The Financial Implications Of Divorce In Texas
As the nation slowly recovers from one of the worst recessions in its history, many people are concerned about how divorce may affect their finances. However, there are options available to help people keep down the costs of divorce and to emerge from divorce with a clear understanding of their assets and debt obligations.
While people may hear stories of million-dollar divorce settlements and enormous child support obligations, these cases are not typical. Most often, people emerge from divorce without financial ruin.
The Wall Street Journal reports that financial advisors urge people to prepare for divorce the same way they prepare for any other unexpected major financial expense. Terry Headley, president of the National Association of Insurance and Financial Advisors, recommends setting aside income for several months to save cash to cover both spouses’ costs in the divorce.
Other approaches to financial preparation for divorce include buying either divorce or marriage insurance, which provide coverage in case of an eventual divorce or in case a wedding is called off. Divorce insurance is sold by Safe Guard Guaranty Corp., and it only provides coverage if the spouses have been married at least four years to prevent people from buying the insurance when they already know divorce is imminent. Wedding insurance covers expenses when a wedding is canceled, or if it is rescheduled due to weather or other problems, according to the Wall Street Journal.
These types of insurance policies may provide assurance to some people and potentially constrain the monetary consequences of the ends of their marriages. However, a basic understanding of Texas’ divorce laws and the representation of a knowledgeable family law attorney also can help people understand and reduce the financial implications of divorce .
In Texas, all of the property and income a person acquires while married is presumed to be the community property of the married couple, which means the judge has the authority to divide this property. This would include income from a salary, contribution to a retirement account and appreciation of a capital asset like a home that occurs during a marriage. If a spouse proves by the requisite standard that certain property is his or her separate property, the judge would have no authority over this property except to confirm ownership to the owner spouse. Separate property would include property that a spouse acquired prior to the marriage, property a spouse acquires during the marriage by gift or inheritance, property that mutated from a separate property asset or personal injury recoveries other than loss of earning capacity. When spouses get divorced in Texas, their community property is divided according to what a judge deems “just and right” considering the unique circumstances of each spouse. If there is a reasonable basis for doing so, the distribution of community property may not be equal. As indicated above, a spouse’s separate property is not divided upon divorce.
According to Texas case law, judges consider several factors when making property division decisions, including:

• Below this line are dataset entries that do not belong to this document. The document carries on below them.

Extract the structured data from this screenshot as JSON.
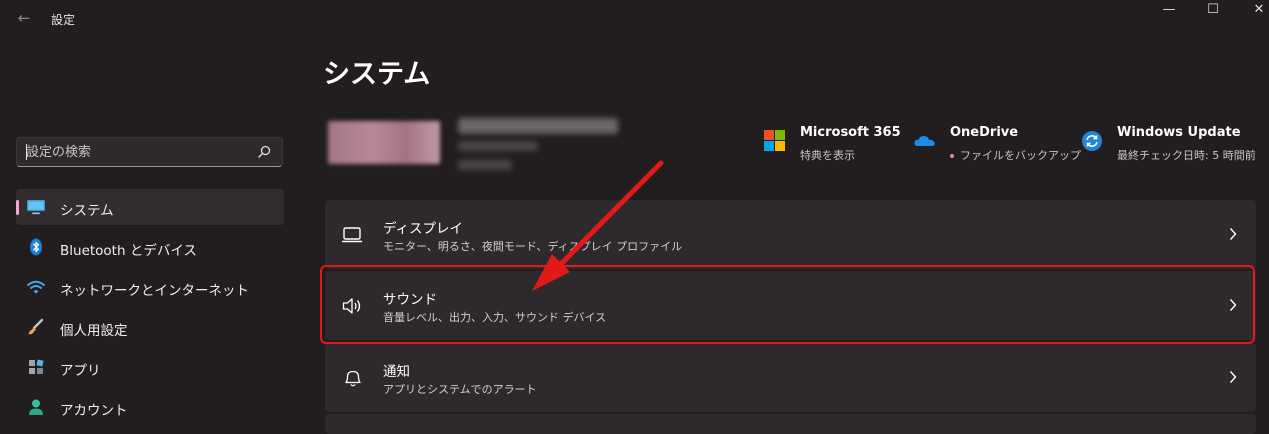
{
  "window": {
    "title": "設定",
    "back_icon": "←",
    "minimize_icon": "—",
    "maximize_icon": "☐",
    "close_icon": "✕"
  },
  "search": {
    "placeholder": "設定の検索"
  },
  "sidebar": {
    "items": [
      {
        "label": "システム",
        "icon": "monitor-icon",
        "active": true
      },
      {
        "label": "Bluetooth とデバイス",
        "icon": "bluetooth-icon",
        "active": false
      },
      {
        "label": "ネットワークとインターネット",
        "icon": "wifi-icon",
        "active": false
      },
      {
        "label": "個人用設定",
        "icon": "brush-icon",
        "active": false
      },
      {
        "label": "アプリ",
        "icon": "apps-icon",
        "active": false
      },
      {
        "label": "アカウント",
        "icon": "person-icon",
        "active": false
      }
    ]
  },
  "main": {
    "title": "システム",
    "quick_links": [
      {
        "title": "Microsoft 365",
        "subtitle": "特典を表示",
        "icon": "microsoft-logo-icon"
      },
      {
        "title": "OneDrive",
        "subtitle": "ファイルをバックアップ",
        "icon": "onedrive-cloud-icon"
      },
      {
        "title": "Windows Update",
        "subtitle": "最終チェック日時: 5 時間前",
        "icon": "windows-update-icon"
      }
    ],
    "cards": [
      {
        "title": "ディスプレイ",
        "subtitle": "モニター、明るさ、夜間モード、ディスプレイ プロファイル",
        "icon": "display-icon"
      },
      {
        "title": "サウンド",
        "subtitle": "音量レベル、出力、入力、サウンド デバイス",
        "icon": "speaker-icon"
      },
      {
        "title": "通知",
        "subtitle": "アプリとシステムでのアラート",
        "icon": "bell-icon"
      }
    ]
  },
  "colors": {
    "background": "#221d1f",
    "card": "#2e292c",
    "accent": "#f0aacd",
    "highlight": "#e01a1a"
  }
}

- The different earning power of the spouses
- The education and future employability of the spouses
- Fault in the breakup of the marriage
- The health of the spouses
- The joint debt of the spouses
- The tax consequences of the marital property division
- The spouse who will have custody of any children
- The needs of the children, if any
- Attorneys fees to be paid by each spouse
For advice on the best approach to divorce and marital property division for you, contact an experienced family law lawyer. An attorney will zealously advocate for your interests in your divorce and help you reach the most favorable outcome possible.
This post was written by Kathryn J. Murphy.
“Helping clients weigh the benefits of any given action, as well as the financial and emotional costs, is at the core of everything we do.” – Kathryn Murphy